Instructions to follow -
Report back every line from the entries below in which the word "title" occurs.

Supplied data -
○ ○ ○ ○

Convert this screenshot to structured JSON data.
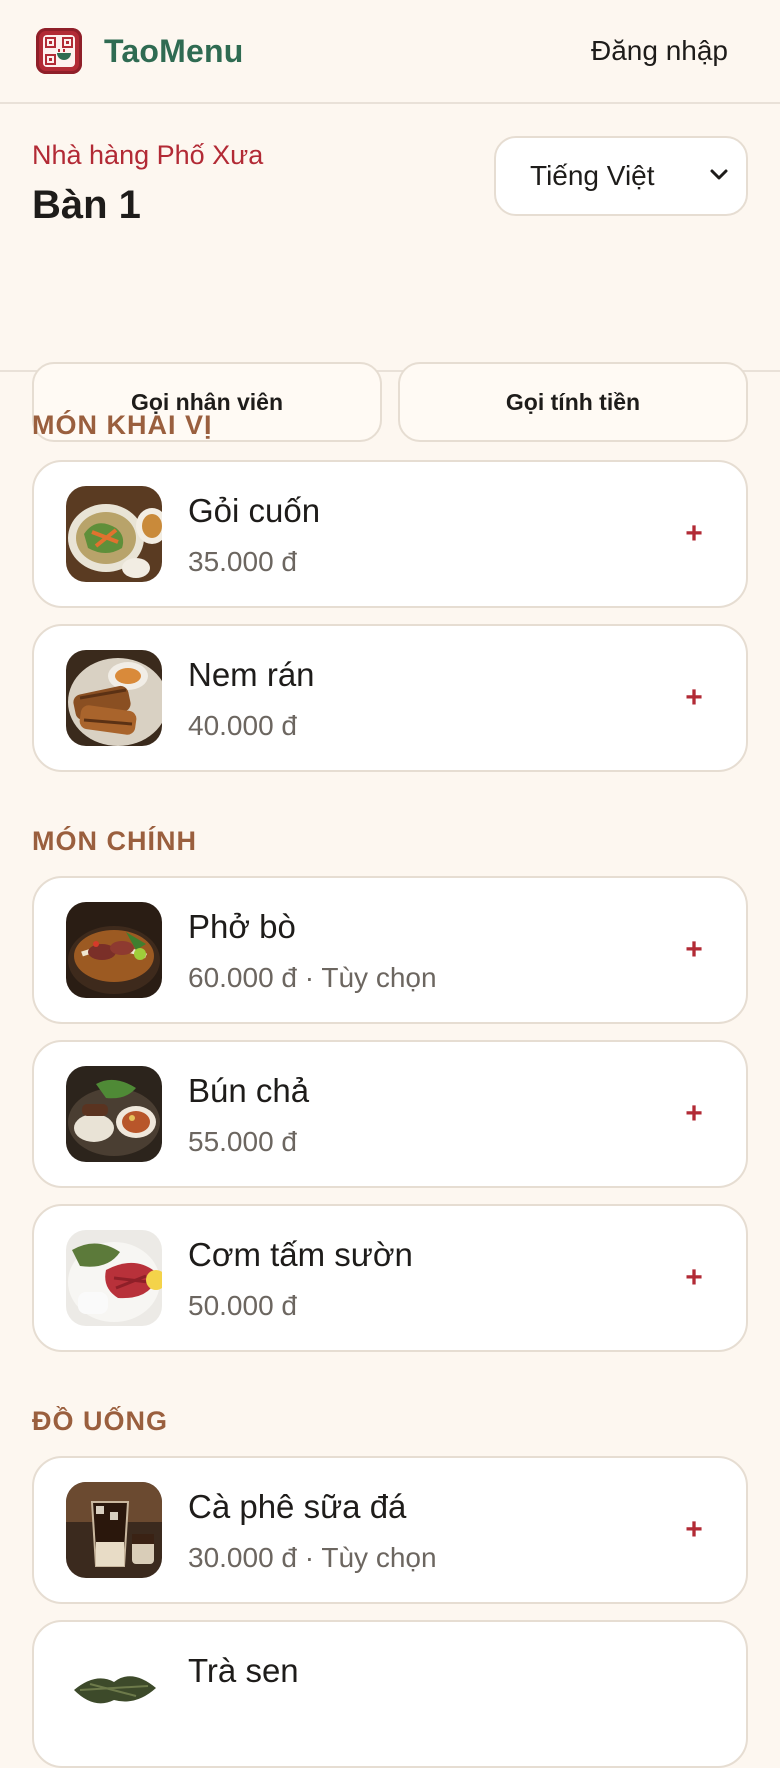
{
  "topbar": {
    "brand": "TaoMenu",
    "login": "Đăng nhập"
  },
  "header": {
    "restaurant": "Nhà hàng Phố Xưa",
    "table": "Bàn 1",
    "language": "Tiếng Việt",
    "call_staff": "Gọi nhân viên",
    "call_bill": "Gọi tính tiền"
  },
  "sections": [
    {
      "title": "MÓN KHAI VỊ",
      "items": [
        {
          "name": "Gỏi cuốn",
          "meta": "35.000 đ",
          "add": "+"
        },
        {
          "name": "Nem rán",
          "meta": "40.000 đ",
          "add": "+"
        }
      ]
    },
    {
      "title": "MÓN CHÍNH",
      "items": [
        {
          "name": "Phở bò",
          "meta": "60.000 đ · Tùy chọn",
          "add": "+"
        },
        {
          "name": "Bún chả",
          "meta": "55.000 đ",
          "add": "+"
        },
        {
          "name": "Cơm tấm sườn",
          "meta": "50.000 đ",
          "add": "+"
        }
      ]
    },
    {
      "title": "ĐỒ UỐNG",
      "items": [
        {
          "name": "Cà phê sữa đá",
          "meta": "30.000 đ · Tùy chọn",
          "add": "+"
        },
        {
          "name": "Trà sen",
          "meta": "",
          "add": ""
        }
      ]
    }
  ],
  "colors": {
    "accent": "#b22a35",
    "brand": "#2f6b52",
    "section": "#9a5f3e",
    "background": "#fdf7f0"
  },
  "icons": {
    "logo": "qr-bowl-logo-icon",
    "select": "chevron-down-icon",
    "add": "plus-icon"
  }
}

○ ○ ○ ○

Answer to the exercise -
      "title": "MÓN KHAI VỊ",
      "title": "MÓN CHÍNH",
      "title": "ĐỒ UỐNG",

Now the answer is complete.